“After decades of following Deng Xiao-ping’s famous dictum, ‘Hide your strength, bide your time’, the PRC under President Xi Jinping committed suicide.”hiding and waiting”,” Hoover Institution Fellow Larry Diamond and retired Admiral James Ellis said in the report. Bulletin.
“Having received his coveted third term as China’s supreme leader at the 20th CCP Congress last October, Xi is now determined to achieve his grand strategic goals to bring about “national rejuvenation” and end the “century of humiliation” that has lasted since 1839. to 1949″.
They add that allowing Taiwan to remain independent is incompatible with this rhetoric.
“Beijing would undoubtedly prefer to wait with the use of force, at least until its current campaign of military modernization is over. The new (fast track) deadline for this is 2027, which is the 100th anniversary of the founding of the People’s Liberation Army of China, or PLA.”
Military defeat is also not an option for Beijing, Swain argues.

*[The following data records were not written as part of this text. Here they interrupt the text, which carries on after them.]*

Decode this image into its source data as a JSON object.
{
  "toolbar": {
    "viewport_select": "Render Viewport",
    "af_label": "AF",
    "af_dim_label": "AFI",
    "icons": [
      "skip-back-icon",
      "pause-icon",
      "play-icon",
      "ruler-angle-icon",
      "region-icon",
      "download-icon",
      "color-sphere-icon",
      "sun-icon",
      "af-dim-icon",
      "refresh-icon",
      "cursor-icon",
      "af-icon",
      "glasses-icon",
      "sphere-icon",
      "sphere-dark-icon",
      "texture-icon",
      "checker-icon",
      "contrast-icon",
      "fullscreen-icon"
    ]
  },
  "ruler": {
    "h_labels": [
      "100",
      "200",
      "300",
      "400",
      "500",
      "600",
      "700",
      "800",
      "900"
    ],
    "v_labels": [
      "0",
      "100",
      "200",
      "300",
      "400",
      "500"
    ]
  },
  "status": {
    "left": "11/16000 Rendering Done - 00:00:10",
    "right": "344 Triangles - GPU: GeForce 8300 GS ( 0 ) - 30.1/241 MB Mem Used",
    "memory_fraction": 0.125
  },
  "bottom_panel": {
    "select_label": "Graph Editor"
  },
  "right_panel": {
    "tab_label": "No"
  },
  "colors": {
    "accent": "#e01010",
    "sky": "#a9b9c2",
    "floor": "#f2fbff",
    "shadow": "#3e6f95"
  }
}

“Given the incredibly high political stakes, even a failed attempt to forcibly prevent the loss of Taiwan would be seen in Beijing as a favor for inaction,” he writes. “The latter will almost certainly lead to a serious internal crisis, jeopardizing not only the personal positions of China’s leaders, but also the stability of the entire PRC regime.”
Is containment possible?

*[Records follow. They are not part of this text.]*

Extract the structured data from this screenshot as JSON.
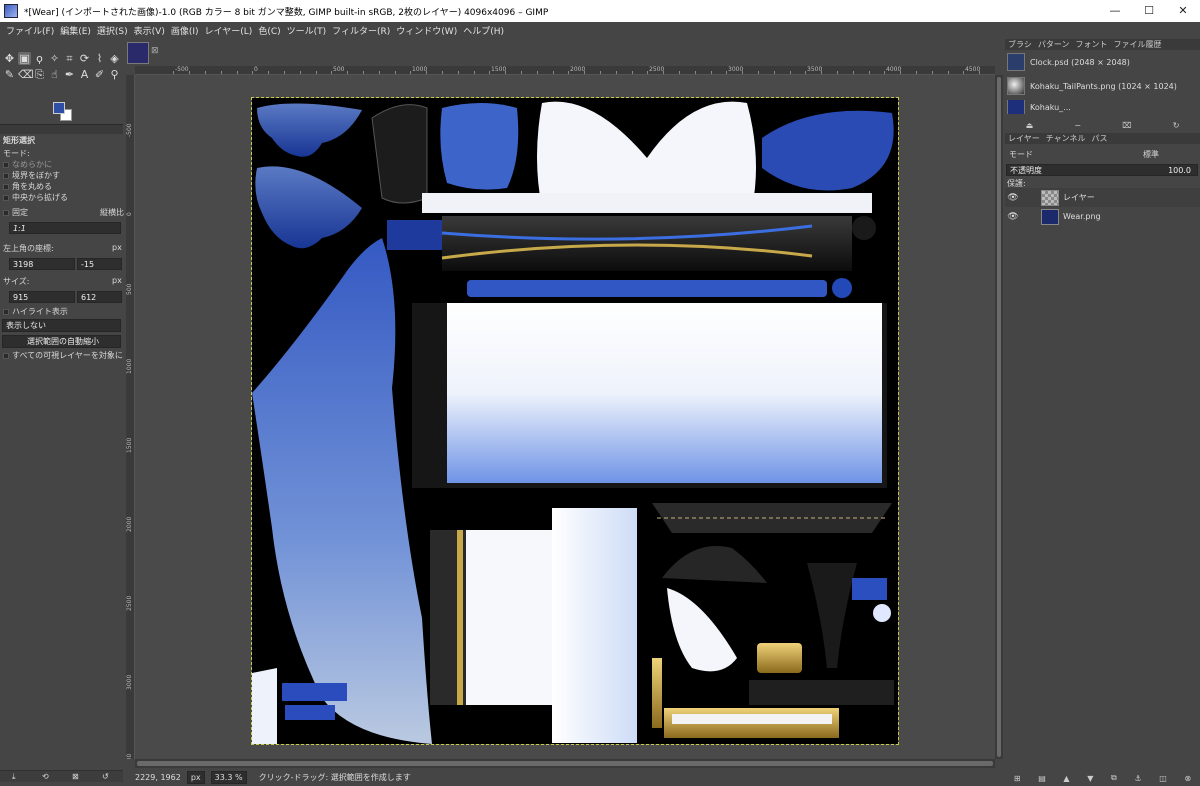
{
  "window": {
    "title": "*[Wear] (インポートされた画像)-1.0 (RGB カラー 8 bit ガンマ整数, GIMP built-in sRGB, 2枚のレイヤー) 4096x4096 – GIMP",
    "min": "—",
    "max": "☐",
    "close": "✕"
  },
  "menu": [
    "ファイル(F)",
    "編集(E)",
    "選択(S)",
    "表示(V)",
    "画像(I)",
    "レイヤー(L)",
    "色(C)",
    "ツール(T)",
    "フィルター(R)",
    "ウィンドウ(W)",
    "ヘルプ(H)"
  ],
  "toolbox": {
    "tools": [
      {
        "name": "move-tool-icon",
        "glyph": "✥"
      },
      {
        "name": "rect-select-tool-icon",
        "glyph": "▣"
      },
      {
        "name": "lasso-tool-icon",
        "glyph": "ϙ"
      },
      {
        "name": "fuzzy-select-tool-icon",
        "glyph": "✧"
      },
      {
        "name": "crop-tool-icon",
        "glyph": "⌗"
      },
      {
        "name": "rotate-tool-icon",
        "glyph": "⟳"
      },
      {
        "name": "warp-tool-icon",
        "glyph": "⌇"
      },
      {
        "name": "fill-tool-icon",
        "glyph": "◈"
      },
      {
        "name": "paint-tool-icon",
        "glyph": "✎"
      },
      {
        "name": "eraser-tool-icon",
        "glyph": "⌫"
      },
      {
        "name": "clone-tool-icon",
        "glyph": "⎘"
      },
      {
        "name": "smudge-tool-icon",
        "glyph": "☝"
      },
      {
        "name": "path-tool-icon",
        "glyph": "✒"
      },
      {
        "name": "text-tool-icon",
        "glyph": "A"
      },
      {
        "name": "color-picker-tool-icon",
        "glyph": "✐"
      },
      {
        "name": "zoom-tool-icon",
        "glyph": "⚲"
      }
    ],
    "fg_color": "#2e4fa5",
    "bg_color": "#ffffff"
  },
  "tool_options": {
    "title": "矩形選択",
    "mode_label": "モード:",
    "antialias": "なめらかに",
    "feather": "境界をぼかす",
    "rounded": "角を丸める",
    "expand": "中央から拡げる",
    "fixed_label": "固定",
    "fixed_mode": "縦横比",
    "ratio": "1:1",
    "position_label": "左上角の座標:",
    "position_unit": "px",
    "pos_x": "3198",
    "pos_y": "-15",
    "size_label": "サイズ:",
    "size_unit": "px",
    "size_w": "915",
    "size_h": "612",
    "highlight": "ハイライト表示",
    "guides": "表示しない",
    "autoshrink": "選択範囲の自動縮小",
    "all_layers": "すべての可視レイヤーを対象に"
  },
  "ruler": {
    "labels": [
      "-500",
      "0",
      "500",
      "1000",
      "1500",
      "2000",
      "2500",
      "3000",
      "3500",
      "4000",
      "4500"
    ]
  },
  "status": {
    "coords": "2229, 1962",
    "unit": "px",
    "zoom": "33.3 %",
    "message": "クリック-ドラッグ: 選択範囲を作成します"
  },
  "right_dock": {
    "tabs_top": [
      "ブラシ",
      "パターン",
      "フォント",
      "ファイル履歴"
    ],
    "history": [
      {
        "name": "Clock.psd (2048 × 2048)"
      },
      {
        "name": "Kohaku_TailPants.png (1024 × 1024)"
      },
      {
        "name": "Kohaku_..."
      }
    ],
    "tabs_layers": [
      "レイヤー",
      "チャンネル",
      "パス"
    ],
    "mode_label": "モード",
    "mode_value": "標準",
    "opacity_label": "不透明度",
    "opacity_value": "100.0",
    "lock_label": "保護:",
    "layers": [
      {
        "name": "レイヤー",
        "visible": true
      },
      {
        "name": "Wear.png",
        "visible": true
      }
    ]
  }
}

The Chinese Communist Party was outraged by the democratization of Taiwan. During the 1996 presidential election, it threatened to invade and launched a series of rocket launches into the waters off its coast.
In response, US President Bill Clinton ordered two carrier battle groups to move away from the island. One even passed through the Taiwan Strait.

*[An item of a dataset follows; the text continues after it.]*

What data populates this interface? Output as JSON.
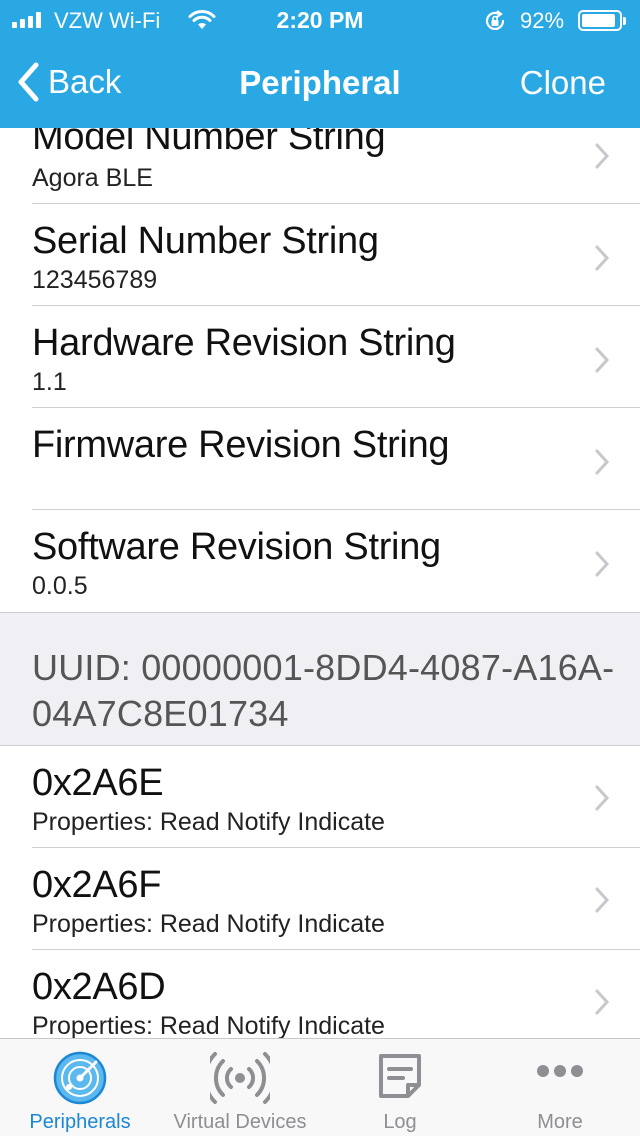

Beijing was forced to retreat.
“But then Beijing decided to build up military power in order to succeed in imposing its will at some later date and avoid repeated humiliation by the US Navy,” Bulletin analysts wrote.
The result of this confrontation is a colossal build-up and modernization of the navy, aviation and missile forces of China.
“Assumptions that the United States will win any conflict are reckless at best,” says Bandow. “Geography is strongly against the US. American forces will operate thousands of miles from home, while the Chinese will be able to use the numerous military bases on the mainland.”
And allied support from countries including Japan, South Korea and Australia, he says, is uncertain.
Bulletin analysts Diamond and Ellis agree that military deterrence requires a united front.
“Taiwan and the United States, as well as our key allies Japan and ideally Australia, must demonstrate a clear determination to fight and a willingness to win. This will require a rapid improvement in the composition of forces and positions.
No surrender, no retreat?
“There is no consensus on whether China will use force to ‘reunite’ Taiwan with the mainland, and if so, when. But most experts agree that the risk is increasing dramatically, and the time horizon has now been reduced from decades to years,” Bulletin analysts say.
“We can’t waste time. We must embark on a comprehensive containment strategy through force and preparedness because some steps will take years to complete.”
This is apparently why AUKUS and Australia are spending $368 billion on nuclear submarines. Japan and South Korea are also dramatically increasing their defense budgets.
However, military means are only part of the deterrence equation.
“Beijing must realize that a military attack on Taiwan would destroy the Chinese economy and thus seriously jeopardize the power of Xi Jinping,” write Diamond and Ellis.
“Now we are in a race against time to reduce our dependence on the Chinese economy … so that we have room to maneuver to impose devastating sanctions against the Chinese state that has committed undisguised aggression against Taiwan, even if these sanctions also impose great pain on our own economy.”
But the firefight is also dangerous for Washington and its allies.
“A war with China will not be a cakewalk or even a devastating setback suffered by the United States in Iraq and Afghanistan,” says Bandlow. “A conflict with the PRC will certainly be disastrous and could lead to the death of the country if attempts to limit the escalation fail.”
Originally published as ‘Risk of war between China and US grows’ as tensions rise